## Exercise requirements
Please print each record below exactly as it is written.

## Provided records

[Start of Attachment]

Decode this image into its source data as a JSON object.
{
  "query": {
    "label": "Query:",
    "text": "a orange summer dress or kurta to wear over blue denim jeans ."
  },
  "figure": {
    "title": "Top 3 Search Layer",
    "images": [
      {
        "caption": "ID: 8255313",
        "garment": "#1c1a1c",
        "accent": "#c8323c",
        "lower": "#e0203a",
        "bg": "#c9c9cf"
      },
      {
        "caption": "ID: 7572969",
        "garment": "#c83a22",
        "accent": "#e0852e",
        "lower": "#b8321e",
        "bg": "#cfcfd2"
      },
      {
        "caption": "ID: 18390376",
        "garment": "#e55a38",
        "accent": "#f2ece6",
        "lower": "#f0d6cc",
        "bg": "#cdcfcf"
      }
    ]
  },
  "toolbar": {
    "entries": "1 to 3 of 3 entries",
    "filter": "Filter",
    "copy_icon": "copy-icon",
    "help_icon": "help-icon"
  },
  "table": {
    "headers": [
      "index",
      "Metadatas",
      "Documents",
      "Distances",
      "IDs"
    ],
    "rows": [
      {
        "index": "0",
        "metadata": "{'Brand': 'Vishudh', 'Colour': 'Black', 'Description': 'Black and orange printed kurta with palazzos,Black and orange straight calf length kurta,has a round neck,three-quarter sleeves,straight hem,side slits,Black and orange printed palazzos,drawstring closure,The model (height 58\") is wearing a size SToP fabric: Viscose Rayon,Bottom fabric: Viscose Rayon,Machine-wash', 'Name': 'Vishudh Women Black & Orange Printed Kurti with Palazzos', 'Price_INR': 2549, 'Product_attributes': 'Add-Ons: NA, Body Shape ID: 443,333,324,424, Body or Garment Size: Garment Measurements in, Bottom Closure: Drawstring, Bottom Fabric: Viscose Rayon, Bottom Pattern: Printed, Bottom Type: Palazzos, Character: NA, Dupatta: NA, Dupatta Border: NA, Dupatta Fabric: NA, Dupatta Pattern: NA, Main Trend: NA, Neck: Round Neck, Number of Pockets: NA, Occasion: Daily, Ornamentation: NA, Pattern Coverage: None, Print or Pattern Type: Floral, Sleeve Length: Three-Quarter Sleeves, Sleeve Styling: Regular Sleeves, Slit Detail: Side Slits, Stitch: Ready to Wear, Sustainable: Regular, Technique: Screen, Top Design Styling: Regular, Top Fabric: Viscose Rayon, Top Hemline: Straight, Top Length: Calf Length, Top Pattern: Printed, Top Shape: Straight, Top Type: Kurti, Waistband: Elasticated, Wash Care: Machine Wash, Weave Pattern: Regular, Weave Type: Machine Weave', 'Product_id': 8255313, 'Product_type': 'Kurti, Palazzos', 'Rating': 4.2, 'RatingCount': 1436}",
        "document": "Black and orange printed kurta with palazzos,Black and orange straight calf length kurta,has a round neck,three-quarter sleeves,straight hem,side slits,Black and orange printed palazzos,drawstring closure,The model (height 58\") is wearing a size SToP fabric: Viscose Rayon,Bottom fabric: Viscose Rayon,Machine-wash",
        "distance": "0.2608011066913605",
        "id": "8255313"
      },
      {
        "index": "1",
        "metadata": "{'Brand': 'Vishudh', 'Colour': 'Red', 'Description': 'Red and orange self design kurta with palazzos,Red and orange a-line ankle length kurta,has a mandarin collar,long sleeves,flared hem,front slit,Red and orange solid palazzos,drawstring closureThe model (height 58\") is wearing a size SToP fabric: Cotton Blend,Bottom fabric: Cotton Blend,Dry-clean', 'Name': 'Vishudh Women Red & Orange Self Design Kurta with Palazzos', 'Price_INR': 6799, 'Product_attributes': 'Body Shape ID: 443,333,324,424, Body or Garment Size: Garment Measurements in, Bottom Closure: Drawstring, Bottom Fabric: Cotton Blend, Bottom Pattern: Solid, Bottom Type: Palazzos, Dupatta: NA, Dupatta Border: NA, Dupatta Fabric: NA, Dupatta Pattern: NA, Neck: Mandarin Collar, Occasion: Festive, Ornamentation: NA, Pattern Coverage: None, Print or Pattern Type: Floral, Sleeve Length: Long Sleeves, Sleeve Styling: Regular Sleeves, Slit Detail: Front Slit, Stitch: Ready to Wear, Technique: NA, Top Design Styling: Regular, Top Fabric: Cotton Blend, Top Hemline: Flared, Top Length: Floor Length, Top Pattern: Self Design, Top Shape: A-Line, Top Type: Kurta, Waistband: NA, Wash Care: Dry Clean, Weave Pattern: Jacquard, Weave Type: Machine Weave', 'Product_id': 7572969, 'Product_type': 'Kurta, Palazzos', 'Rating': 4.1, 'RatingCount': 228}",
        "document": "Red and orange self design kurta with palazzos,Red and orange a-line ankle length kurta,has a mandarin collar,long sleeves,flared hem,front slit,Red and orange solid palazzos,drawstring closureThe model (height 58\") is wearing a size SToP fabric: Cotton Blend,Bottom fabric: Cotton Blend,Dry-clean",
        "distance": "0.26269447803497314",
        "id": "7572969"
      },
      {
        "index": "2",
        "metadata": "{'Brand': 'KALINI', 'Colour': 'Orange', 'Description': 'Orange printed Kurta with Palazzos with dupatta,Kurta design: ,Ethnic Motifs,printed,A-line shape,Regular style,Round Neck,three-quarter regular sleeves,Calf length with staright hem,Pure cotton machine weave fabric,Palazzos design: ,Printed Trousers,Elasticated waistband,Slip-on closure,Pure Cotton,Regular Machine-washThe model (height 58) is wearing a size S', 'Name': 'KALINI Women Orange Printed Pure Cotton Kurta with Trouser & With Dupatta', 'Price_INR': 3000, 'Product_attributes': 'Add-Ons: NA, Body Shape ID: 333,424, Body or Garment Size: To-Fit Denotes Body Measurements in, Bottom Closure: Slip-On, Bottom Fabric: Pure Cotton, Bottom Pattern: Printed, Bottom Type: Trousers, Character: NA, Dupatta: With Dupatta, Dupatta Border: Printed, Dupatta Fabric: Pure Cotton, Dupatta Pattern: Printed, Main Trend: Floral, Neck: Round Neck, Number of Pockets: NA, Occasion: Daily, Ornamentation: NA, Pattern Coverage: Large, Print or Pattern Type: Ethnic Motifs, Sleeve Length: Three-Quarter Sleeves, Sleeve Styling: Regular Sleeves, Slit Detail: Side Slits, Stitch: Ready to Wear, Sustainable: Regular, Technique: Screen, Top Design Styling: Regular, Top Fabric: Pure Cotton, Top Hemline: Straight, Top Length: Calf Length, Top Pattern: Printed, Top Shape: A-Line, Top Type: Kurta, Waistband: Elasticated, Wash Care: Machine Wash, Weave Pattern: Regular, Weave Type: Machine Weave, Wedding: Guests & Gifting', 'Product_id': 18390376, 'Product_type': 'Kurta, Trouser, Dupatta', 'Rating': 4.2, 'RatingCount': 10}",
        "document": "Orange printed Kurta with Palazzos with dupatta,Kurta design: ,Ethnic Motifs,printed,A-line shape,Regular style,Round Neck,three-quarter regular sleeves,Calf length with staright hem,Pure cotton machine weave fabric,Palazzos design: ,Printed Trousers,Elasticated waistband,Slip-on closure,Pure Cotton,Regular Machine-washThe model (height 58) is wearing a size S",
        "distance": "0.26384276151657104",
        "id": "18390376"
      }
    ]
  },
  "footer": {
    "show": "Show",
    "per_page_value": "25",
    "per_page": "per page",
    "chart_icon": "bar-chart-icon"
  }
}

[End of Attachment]

## Answer to the exercise
Decode this image into its source data as a JSON object.
{
  "query": {
    "label": "Query:",
    "text": "a orange summer dress or kurta to wear over blue denim jeans ."
  },
  "figure": {
    "title": "Top 3 Search Layer",
    "images": [
      {
        "caption": "ID: 8255313",
        "garment": "#1c1a1c",
        "accent": "#c8323c",
        "lower": "#e0203a",
        "bg": "#c9c9cf"
      },
      {
        "caption": "ID: 7572969",
        "garment": "#c83a22",
        "accent": "#e0852e",
        "lower": "#b8321e",
        "bg": "#cfcfd2"
      },
      {
        "caption": "ID: 18390376",
        "garment": "#e55a38",
        "accent": "#f2ece6",
        "lower": "#f0d6cc",
        "bg": "#cdcfcf"
      }
    ]
  },
  "toolbar": {
    "entries": "1 to 3 of 3 entries",
    "filter": "Filter",
    "copy_icon": "copy-icon",
    "help_icon": "help-icon"
  },
  "table": {
    "headers": [
      "index",
      "Metadatas",
      "Documents",
      "Distances",
      "IDs"
    ],
    "rows": [
      {
        "index": "0",
        "metadata": "{'Brand': 'Vishudh', 'Colour': 'Black', 'Description': 'Black and orange printed kurta with palazzos,Black and orange straight calf length kurta,has a round neck,three-quarter sleeves,straight hem,side slits,Black and orange printed palazzos,drawstring closure,The model (height 58\") is wearing a size SToP fabric: Viscose Rayon,Bottom fabric: Viscose Rayon,Machine-wash', 'Name': 'Vishudh Women Black & Orange Printed Kurti with Palazzos', 'Price_INR': 2549, 'Product_attributes': 'Add-Ons: NA, Body Shape ID: 443,333,324,424, Body or Garment Size: Garment Measurements in, Bottom Closure: Drawstring, Bottom Fabric: Viscose Rayon, Bottom Pattern: Printed, Bottom Type: Palazzos, Character: NA, Dupatta: NA, Dupatta Border: NA, Dupatta Fabric: NA, Dupatta Pattern: NA, Main Trend: NA, Neck: Round Neck, Number of Pockets: NA, Occasion: Daily, Ornamentation: NA, Pattern Coverage: None, Print or Pattern Type: Floral, Sleeve Length: Three-Quarter Sleeves, Sleeve Styling: Regular Sleeves, Slit Detail: Side Slits, Stitch: Ready to Wear, Sustainable: Regular, Technique: Screen, Top Design Styling: Regular, Top Fabric: Viscose Rayon, Top Hemline: Straight, Top Length: Calf Length, Top Pattern: Printed, Top Shape: Straight, Top Type: Kurti, Waistband: Elasticated, Wash Care: Machine Wash, Weave Pattern: Regular, Weave Type: Machine Weave', 'Product_id': 8255313, 'Product_type': 'Kurti, Palazzos', 'Rating': 4.2, 'RatingCount': 1436}",
        "document": "Black and orange printed kurta with palazzos,Black and orange straight calf length kurta,has a round neck,three-quarter sleeves,straight hem,side slits,Black and orange printed palazzos,drawstring closure,The model (height 58\") is wearing a size SToP fabric: Viscose Rayon,Bottom fabric: Viscose Rayon,Machine-wash",
        "distance": "0.2608011066913605",
        "id": "8255313"
      },
      {
        "index": "1",
        "metadata": "{'Brand': 'Vishudh', 'Colour': 'Red', 'Description': 'Red and orange self design kurta with palazzos,Red and orange a-line ankle length kurta,has a mandarin collar,long sleeves,flared hem,front slit,Red and orange solid palazzos,drawstring closureThe model (height 58\") is wearing a size SToP fabric: Cotton Blend,Bottom fabric: Cotton Blend,Dry-clean', 'Name': 'Vishudh Women Red & Orange Self Design Kurta with Palazzos', 'Price_INR': 6799, 'Product_attributes': 'Body Shape ID: 443,333,324,424, Body or Garment Size: Garment Measurements in, Bottom Closure: Drawstring, Bottom Fabric: Cotton Blend, Bottom Pattern: Solid, Bottom Type: Palazzos, Dupatta: NA, Dupatta Border: NA, Dupatta Fabric: NA, Dupatta Pattern: NA, Neck: Mandarin Collar, Occasion: Festive, Ornamentation: NA, Pattern Coverage: None, Print or Pattern Type: Floral, Sleeve Length: Long Sleeves, Sleeve Styling: Regular Sleeves, Slit Detail: Front Slit, Stitch: Ready to Wear, Technique: NA, Top Design Styling: Regular, Top Fabric: Cotton Blend, Top Hemline: Flared, Top Length: Floor Length, Top Pattern: Self Design, Top Shape: A-Line, Top Type: Kurta, Waistband: NA, Wash Care: Dry Clean, Weave Pattern: Jacquard, Weave Type: Machine Weave', 'Product_id': 7572969, 'Product_type': 'Kurta, Palazzos', 'Rating': 4.1, 'RatingCount': 228}",
        "document": "Red and orange self design kurta with palazzos,Red and orange a-line ankle length kurta,has a mandarin collar,long sleeves,flared hem,front slit,Red and orange solid palazzos,drawstring closureThe model (height 58\") is wearing a size SToP fabric: Cotton Blend,Bottom fabric: Cotton Blend,Dry-clean",
        "distance": "0.26269447803497314",
        "id": "7572969"
      },
      {
        "index": "2",
        "metadata": "{'Brand': 'KALINI', 'Colour': 'Orange', 'Description': 'Orange printed Kurta with Palazzos with dupatta,Kurta design: ,Ethnic Motifs,printed,A-line shape,Regular style,Round Neck,three-quarter regular sleeves,Calf length with staright hem,Pure cotton machine weave fabric,Palazzos design: ,Printed Trousers,Elasticated waistband,Slip-on closure,Pure Cotton,Regular Machine-washThe model (height 58) is wearing a size S', 'Name': 'KALINI Women Orange Printed Pure Cotton Kurta with Trouser & With Dupatta', 'Price_INR': 3000, 'Product_attributes': 'Add-Ons: NA, Body Shape ID: 333,424, Body or Garment Size: To-Fit Denotes Body Measurements in, Bottom Closure: Slip-On, Bottom Fabric: Pure Cotton, Bottom Pattern: Printed, Bottom Type: Trousers, Character: NA, Dupatta: With Dupatta, Dupatta Border: Printed, Dupatta Fabric: Pure Cotton, Dupatta Pattern: Printed, Main Trend: Floral, Neck: Round Neck, Number of Pockets: NA, Occasion: Daily, Ornamentation: NA, Pattern Coverage: Large, Print or Pattern Type: Ethnic Motifs, Sleeve Length: Three-Quarter Sleeves, Sleeve Styling: Regular Sleeves, Slit Detail: Side Slits, Stitch: Ready to Wear, Sustainable: Regular, Technique: Screen, Top Design Styling: Regular, Top Fabric: Pure Cotton, Top Hemline: Straight, Top Length: Calf Length, Top Pattern: Printed, Top Shape: A-Line, Top Type: Kurta, Waistband: Elasticated, Wash Care: Machine Wash, Weave Pattern: Regular, Weave Type: Machine Weave, Wedding: Guests & Gifting', 'Product_id': 18390376, 'Product_type': 'Kurta, Trouser, Dupatta', 'Rating': 4.2, 'RatingCount': 10}",
        "document": "Orange printed Kurta with Palazzos with dupatta,Kurta design: ,Ethnic Motifs,printed,A-line shape,Regular style,Round Neck,three-quarter regular sleeves,Calf length with staright hem,Pure cotton machine weave fabric,Palazzos design: ,Printed Trousers,Elasticated waistband,Slip-on closure,Pure Cotton,Regular Machine-washThe model (height 58) is wearing a size S",
        "distance": "0.26384276151657104",
        "id": "18390376"
      }
    ]
  },
  "footer": {
    "show": "Show",
    "per_page_value": "25",
    "per_page": "per page",
    "chart_icon": "bar-chart-icon"
  }
}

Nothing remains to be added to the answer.